There was news trending in Kenya last week that a certain county had recorded over 4,000 underage pregnancies ever since the outbreak of the virus.
True to nature, some creative Kenyan created a meme to mean that if underage pregnancies were higher than Covid-19 cases, then the country had its priorities wrong; Corona was less of a threat.
It might seem humorous but there is nothing funny about it. Rwanda has not been spared of the scourge either, and available statistics show that in 2016, around 18,000 underage pregnancies were recorded.
Most of the pregnancies is the work of older sexual predators who take advantage of the young gullible girls’ vulnerability. Many of the offenders get away with it with the connivance of the victims’ relatives, either because they want to avoid stigma or are bribed to say nothing.
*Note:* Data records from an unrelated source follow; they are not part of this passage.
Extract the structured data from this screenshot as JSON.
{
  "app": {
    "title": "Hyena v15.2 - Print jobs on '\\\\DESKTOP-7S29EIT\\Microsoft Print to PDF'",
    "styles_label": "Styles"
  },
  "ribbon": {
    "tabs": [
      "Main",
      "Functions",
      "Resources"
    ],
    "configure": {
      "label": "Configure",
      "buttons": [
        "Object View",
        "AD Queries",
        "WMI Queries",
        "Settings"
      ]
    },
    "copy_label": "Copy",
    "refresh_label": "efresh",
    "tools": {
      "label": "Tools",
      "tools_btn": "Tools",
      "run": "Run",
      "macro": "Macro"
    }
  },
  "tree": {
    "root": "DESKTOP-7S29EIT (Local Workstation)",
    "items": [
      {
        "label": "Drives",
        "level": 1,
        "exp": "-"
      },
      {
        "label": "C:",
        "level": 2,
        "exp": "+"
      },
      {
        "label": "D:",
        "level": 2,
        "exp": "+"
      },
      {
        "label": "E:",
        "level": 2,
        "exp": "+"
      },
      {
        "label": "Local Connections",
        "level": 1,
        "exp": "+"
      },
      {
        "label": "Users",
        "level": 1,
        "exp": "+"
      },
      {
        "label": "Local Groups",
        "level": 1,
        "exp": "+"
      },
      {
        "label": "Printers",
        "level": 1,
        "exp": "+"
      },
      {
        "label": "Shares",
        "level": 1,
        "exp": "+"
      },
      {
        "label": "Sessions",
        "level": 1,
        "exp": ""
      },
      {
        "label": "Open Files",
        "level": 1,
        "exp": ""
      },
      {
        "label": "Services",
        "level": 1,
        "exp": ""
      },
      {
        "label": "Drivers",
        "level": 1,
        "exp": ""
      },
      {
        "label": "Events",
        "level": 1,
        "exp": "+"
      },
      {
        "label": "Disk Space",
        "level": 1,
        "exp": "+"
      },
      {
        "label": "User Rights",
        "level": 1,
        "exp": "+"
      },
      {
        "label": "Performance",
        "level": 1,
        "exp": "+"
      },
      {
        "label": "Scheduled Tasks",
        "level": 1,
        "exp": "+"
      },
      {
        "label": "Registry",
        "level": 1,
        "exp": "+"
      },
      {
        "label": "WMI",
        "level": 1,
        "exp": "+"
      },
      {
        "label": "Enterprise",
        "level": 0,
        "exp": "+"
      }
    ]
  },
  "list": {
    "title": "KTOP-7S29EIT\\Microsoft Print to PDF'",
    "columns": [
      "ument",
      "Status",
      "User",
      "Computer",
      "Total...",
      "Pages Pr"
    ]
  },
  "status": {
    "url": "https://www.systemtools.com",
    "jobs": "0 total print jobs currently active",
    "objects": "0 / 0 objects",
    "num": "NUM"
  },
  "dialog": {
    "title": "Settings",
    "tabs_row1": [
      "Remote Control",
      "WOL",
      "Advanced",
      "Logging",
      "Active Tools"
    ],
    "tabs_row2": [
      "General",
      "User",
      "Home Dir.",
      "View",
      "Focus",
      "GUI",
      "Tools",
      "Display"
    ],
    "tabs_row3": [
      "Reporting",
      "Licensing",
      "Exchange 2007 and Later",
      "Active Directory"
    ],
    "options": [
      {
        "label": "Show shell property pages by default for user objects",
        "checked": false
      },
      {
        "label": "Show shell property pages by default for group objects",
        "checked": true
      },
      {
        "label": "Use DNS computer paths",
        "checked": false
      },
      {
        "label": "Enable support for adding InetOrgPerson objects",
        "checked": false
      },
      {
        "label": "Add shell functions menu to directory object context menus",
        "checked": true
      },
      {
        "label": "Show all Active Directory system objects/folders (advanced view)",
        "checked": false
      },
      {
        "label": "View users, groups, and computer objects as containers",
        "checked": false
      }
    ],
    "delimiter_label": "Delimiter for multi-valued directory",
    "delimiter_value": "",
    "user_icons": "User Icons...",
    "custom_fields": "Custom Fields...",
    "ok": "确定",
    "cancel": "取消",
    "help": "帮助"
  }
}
The predator survives to strike another day.
While the Ministry of Justice has come up with plans to open a Sex Offenders’ Registry – and it is a welcome move – it will only have a record of convicted offenders. Those who manage to slip through the prosecution’s net are the ones to be worried about, especially when parents and relatives adopt the law of silence.
That is where the real issues lie. There is a need to break a wall of silence otherwise the Sexual Offenders Registry will be more or less a name-and-shame list. Owners of lodgings and boarding houses should come under scrutiny because when the predator is a married man, as it happens in many cases, that where they shift their operational base.
Nonetheless, the Sexual Offenders Registry is a first step in the right direction, but there is still a long way to go.